President Trump meets with Russian President Vladimir Putin. (Evan Vucci/Associated Press)

AFTER WE learned that Donald Trump Jr. said he would “love” to receive campaign help from the Russian government, it was pointed out that Russia is a hostile power. This is true, but what does it mean? It’s worth revisiting the question, because the answer has a lot to do with what Russian President Vladi­mir Putin stood to gain by interfering in the United States’ 2016 presidential election.

“Hostile,” in this case, doesn’t mean that Russia and the United States are about to go to war. In theory, their interests shouldn’t even diverge all that much. They are two continental powers on opposite sides of the world with no territorial disputes (though the melting of Arctic ice may change that). They share a fear of Islamist terrorism.

What makes Russia hostile is Mr. Putin’s adherence to, and dependence on, a set of values that are antithetical to what have been, at least until now, bedrock American values. He favors spheres of influence over self-determination; corruption over transparency; and repression over democracy. His antipathy toward Hillary Clinton was not personality-driven but based on her advocacy of values that would threaten his rule.

It’s sometimes hard for Americans to understand the gulf between the two nations because Mr. Putin has maintained the trappings of democracy — a parliament, national elections — even as he has made them meaningless by shuttering most independent media and eliminating most political opposition. The state now serves Mr. Putin and his cronies, who have become immensely wealthy, rather than the reverse. When people try to expose the corruption, they are imprisoned or killed (or both, as in the case of lawyer Sergei Magnitsky). When Mr. Putin stakes out any position, the first question on his mind is not “Is this good for Russia?” but rather: “Will this help my regime to survive?”

(Adriana Usero,Kate Woodsome/The Washington Post)

Ukraine, which like Russia was part of the Soviet Union, provides a useful example. This is a country the size of France that lies between Russia and the rest of Europe. When it started to move in a more democratic direction, Mr. Putin felt threatened on two counts. First, a democratic Ukraine would not be as open to plunder as one ruled by oligarchs; second, if a democratic Ukraine prospered, it might give ordinary Russians dangerous ideas. Ms. Clinton, as secretary of state and after, supported Ukraine’s democratic aspirations. Mr. Putin invaded the country, seized part of its territory and initiated an ugly civil war that helps keep Ukraine from prospering.

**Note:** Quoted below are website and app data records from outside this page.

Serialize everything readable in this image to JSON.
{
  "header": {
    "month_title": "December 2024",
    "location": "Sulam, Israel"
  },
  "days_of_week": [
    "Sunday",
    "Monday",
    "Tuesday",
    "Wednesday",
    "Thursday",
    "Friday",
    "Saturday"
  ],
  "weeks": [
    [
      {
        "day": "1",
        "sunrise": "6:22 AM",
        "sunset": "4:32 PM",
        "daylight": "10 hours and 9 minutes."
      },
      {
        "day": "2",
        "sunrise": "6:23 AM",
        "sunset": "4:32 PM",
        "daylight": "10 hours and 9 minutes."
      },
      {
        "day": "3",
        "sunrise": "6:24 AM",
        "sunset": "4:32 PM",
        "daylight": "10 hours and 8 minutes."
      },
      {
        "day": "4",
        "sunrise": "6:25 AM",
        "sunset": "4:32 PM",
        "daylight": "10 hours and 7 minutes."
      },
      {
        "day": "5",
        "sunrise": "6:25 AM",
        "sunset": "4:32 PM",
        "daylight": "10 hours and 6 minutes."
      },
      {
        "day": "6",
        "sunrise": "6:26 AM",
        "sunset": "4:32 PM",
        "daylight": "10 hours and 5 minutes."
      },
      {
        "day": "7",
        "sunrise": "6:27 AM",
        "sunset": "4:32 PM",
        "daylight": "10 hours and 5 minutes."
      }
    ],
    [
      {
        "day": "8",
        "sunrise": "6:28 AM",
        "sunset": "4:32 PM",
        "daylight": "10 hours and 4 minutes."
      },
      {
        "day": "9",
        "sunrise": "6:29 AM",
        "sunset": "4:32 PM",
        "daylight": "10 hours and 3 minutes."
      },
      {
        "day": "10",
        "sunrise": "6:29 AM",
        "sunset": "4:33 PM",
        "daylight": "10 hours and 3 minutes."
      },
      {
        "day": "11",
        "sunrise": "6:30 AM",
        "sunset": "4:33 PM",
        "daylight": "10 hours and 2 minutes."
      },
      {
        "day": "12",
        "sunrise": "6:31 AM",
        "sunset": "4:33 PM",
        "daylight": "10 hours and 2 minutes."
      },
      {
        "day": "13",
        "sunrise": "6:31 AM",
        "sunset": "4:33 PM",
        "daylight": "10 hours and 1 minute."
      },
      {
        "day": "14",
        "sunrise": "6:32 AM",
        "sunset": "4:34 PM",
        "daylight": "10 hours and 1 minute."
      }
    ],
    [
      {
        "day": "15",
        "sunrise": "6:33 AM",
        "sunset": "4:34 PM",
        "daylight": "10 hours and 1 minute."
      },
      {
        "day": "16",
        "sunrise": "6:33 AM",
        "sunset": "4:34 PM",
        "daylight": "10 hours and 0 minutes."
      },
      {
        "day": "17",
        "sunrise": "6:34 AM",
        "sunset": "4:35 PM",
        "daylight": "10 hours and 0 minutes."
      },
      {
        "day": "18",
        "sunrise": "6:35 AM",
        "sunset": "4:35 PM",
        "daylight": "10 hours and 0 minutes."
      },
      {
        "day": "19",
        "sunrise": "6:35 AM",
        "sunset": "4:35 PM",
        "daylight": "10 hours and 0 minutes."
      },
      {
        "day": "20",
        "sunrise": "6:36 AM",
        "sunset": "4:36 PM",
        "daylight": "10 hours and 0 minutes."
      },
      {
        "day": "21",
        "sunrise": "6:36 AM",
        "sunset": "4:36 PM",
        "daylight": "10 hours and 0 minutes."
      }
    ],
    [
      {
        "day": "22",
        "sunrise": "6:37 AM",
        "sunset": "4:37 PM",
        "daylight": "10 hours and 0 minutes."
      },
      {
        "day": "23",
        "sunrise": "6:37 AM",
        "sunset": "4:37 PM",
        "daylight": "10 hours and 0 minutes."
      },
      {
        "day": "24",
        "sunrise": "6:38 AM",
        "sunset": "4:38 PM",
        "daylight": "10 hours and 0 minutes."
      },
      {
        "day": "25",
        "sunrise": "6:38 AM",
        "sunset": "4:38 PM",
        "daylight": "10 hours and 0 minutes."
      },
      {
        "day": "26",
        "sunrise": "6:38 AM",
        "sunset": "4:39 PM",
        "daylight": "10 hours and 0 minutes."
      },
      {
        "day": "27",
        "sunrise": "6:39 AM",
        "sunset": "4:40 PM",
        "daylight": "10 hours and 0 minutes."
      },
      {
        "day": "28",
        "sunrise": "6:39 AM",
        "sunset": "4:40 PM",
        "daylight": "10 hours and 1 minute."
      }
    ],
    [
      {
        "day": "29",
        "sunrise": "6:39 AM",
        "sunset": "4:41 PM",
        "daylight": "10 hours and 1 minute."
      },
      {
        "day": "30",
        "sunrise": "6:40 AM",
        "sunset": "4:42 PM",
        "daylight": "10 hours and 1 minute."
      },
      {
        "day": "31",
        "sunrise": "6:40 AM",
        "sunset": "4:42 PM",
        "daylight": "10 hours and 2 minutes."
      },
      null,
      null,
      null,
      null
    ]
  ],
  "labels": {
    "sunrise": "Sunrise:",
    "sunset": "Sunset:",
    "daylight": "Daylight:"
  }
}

It may be true that Mr. Putin’s hacking and fake-news campaign began as an effort simply to damage Ms. Clinton’s reputation on her road to the White House or to make the democratic process look as ugly as possible. But along the way, Mr. Putin must have realized that Donald Trump’s policies aligned with his values more than he could have dared expect from any American candidate. Mr. Trump disparaged democratic allies and alliances while expressing admiration for dictators. He appeared willing to mingle private business with public duties in unprecedented ways, while elevating family members in the style of a Central Asian caesar. At home, he echoed Mr. Putin in his cynical disparagement of a free press, his celebration of violence at his rallies, and his ugliness toward Muslims, Mexicans and others he perceived or portrayed as outsiders.

So while the younger Mr. Trump may have seen advantage in accepting Russia’s help, Russia certainly would have seen an advantage in proffering it. Mr. Putin’s values are antithetical to American values, but the Russian dictator had good reason to hope that they would not be antithetical to the values of a Trump administration.